Published:June 17 2010
Owner of Erie Coke plant pays environmental fines
The Buffalo owner of an Erie, Pa., coke plant paid a $6 million fine
Thursday for environmental violations there and agreed to comply with
environmental laws and regulations, raising hopes a similar pact can be
reached for the owner's Tonawanda Coke plant.
The agreement legally binds Erie Coke and owner J.D. Crane to resolve
past air-quality violations, according to the Pennsylvania Department
of Environmental Protection. The settlement's timetable of improvements
includes rebuilding 27 of 58 coke ovens within three years that
Pennsylvania investigators found to be cracked and emitting pollutants.
Locally, the state Department of Environmental Conservation on

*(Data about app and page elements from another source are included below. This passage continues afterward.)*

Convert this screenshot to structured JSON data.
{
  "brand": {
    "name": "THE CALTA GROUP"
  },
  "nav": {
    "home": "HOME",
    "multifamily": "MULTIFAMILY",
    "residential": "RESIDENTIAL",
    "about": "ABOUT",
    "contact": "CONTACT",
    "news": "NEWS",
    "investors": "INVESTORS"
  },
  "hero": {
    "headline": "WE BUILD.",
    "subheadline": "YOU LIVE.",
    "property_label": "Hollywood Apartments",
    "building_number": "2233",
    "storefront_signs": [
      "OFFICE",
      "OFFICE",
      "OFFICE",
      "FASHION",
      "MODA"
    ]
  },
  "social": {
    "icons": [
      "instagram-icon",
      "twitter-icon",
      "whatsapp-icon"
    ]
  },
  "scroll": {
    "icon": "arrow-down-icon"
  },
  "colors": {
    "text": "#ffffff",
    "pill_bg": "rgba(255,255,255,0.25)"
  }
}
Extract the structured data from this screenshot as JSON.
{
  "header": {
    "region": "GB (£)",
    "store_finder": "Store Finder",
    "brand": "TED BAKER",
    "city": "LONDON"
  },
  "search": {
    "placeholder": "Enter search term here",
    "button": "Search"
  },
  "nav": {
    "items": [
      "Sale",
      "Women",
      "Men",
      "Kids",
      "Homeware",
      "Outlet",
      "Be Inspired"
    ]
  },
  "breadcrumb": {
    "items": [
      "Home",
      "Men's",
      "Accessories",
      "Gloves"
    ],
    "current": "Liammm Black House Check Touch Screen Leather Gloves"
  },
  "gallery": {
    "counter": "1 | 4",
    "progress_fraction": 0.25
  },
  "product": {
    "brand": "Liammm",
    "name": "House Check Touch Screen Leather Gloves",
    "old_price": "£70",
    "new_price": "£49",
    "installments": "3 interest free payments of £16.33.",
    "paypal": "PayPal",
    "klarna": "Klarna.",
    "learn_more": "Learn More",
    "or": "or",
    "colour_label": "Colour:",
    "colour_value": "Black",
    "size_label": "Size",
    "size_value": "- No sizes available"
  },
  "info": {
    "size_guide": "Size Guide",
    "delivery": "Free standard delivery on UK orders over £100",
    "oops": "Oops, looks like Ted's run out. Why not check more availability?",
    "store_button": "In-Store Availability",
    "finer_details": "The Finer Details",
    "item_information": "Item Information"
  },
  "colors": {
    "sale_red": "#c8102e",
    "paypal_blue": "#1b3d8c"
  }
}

Thursday cited Tonawanda Coke for a series of air-quality violations
punishable by a civil penalty up to $15,000, along with an additional
penalty up to $15,000 for each day a violation continues.
For Tonawanda Coke, these were the latest in a series of
environmental violations cited by state and federal agencies over the
past 10 months.
"I'm so excited for the community down in Erie, which now has a
guarantee that the air they breathe will be cleaner," said Erin Heaney,
executive director of the Clean Air Coalition of WNY, which has led an
effort to force Tonawanda Coke to comply with state and federal
"I think it's also exciting for folks in Tonawanda and elsewhere in
Western New York because it shows that when there is coordination and
concerted pressure put on Crane, he will do what he is told, and it
doesn't mean we have to lose jobs."
A Crane representative declined to comment Thursday.
The Pennsylvania consent decree was developed after Pennsylvania
issued an order May 24 that revoked Erie Coke's air permit and called
for its closure within 72 hours. Erie Coke appealed the order, and an
Environmental Hearing Board judge temporarily stayed the order.
An attorney for Crane had warned at the hearing that the plant's 120
employees could lose their jobs if shuttered by state regulators.
"This consent decree will keep family-supporting jobs in Erie without
sacrificing the air we breathe," said DEP Northwest Regional Director
Kelly Burch in a statement.
"The consent decree tops four years of DEP enforcement efforts to
bring Erie Coke into compliance. The company's compliance and
cooperation is what we have sought all along."
Last month, Burch said inspectors had found "a pattern of defiant
behavior and complete disregard for the health of our citizens, and the
quality of our natural resources."
The settlement "confirms that no one is above the law," said DEP
Secretary John Hanger. said and will come at considerable expense to the
company, which He estimated cleanup costs at around $15 million.
The settlement calls on Crane and Erie Coke to:
-- Bring the coke facility into compliance with state and federal clean-air regulations.
-- Repair or replace within three months the existing emissions
control device that captures emissions from the pushing operation and
replace it within 18 months with more effective technology.
-- Complete end-flue repairs within two years to coke ovens not being rebuilt.
-- Complete a series of boiler and battery stack tests within three
months to determine emissions associated with coking operations.
The high-quality foundry coke produced by the Erie and Tonawanda
plants ... two of the four in operation in the United States ... is used
for melting metal and and removing impurities in steel manufacturing.
The complex chemical process to make coke creates toxic vapors.
Tonawanda Coke was found last year by the DEC to emit benzene, a
carcinogen, at levels up to 75 times higher than recommended guidelines.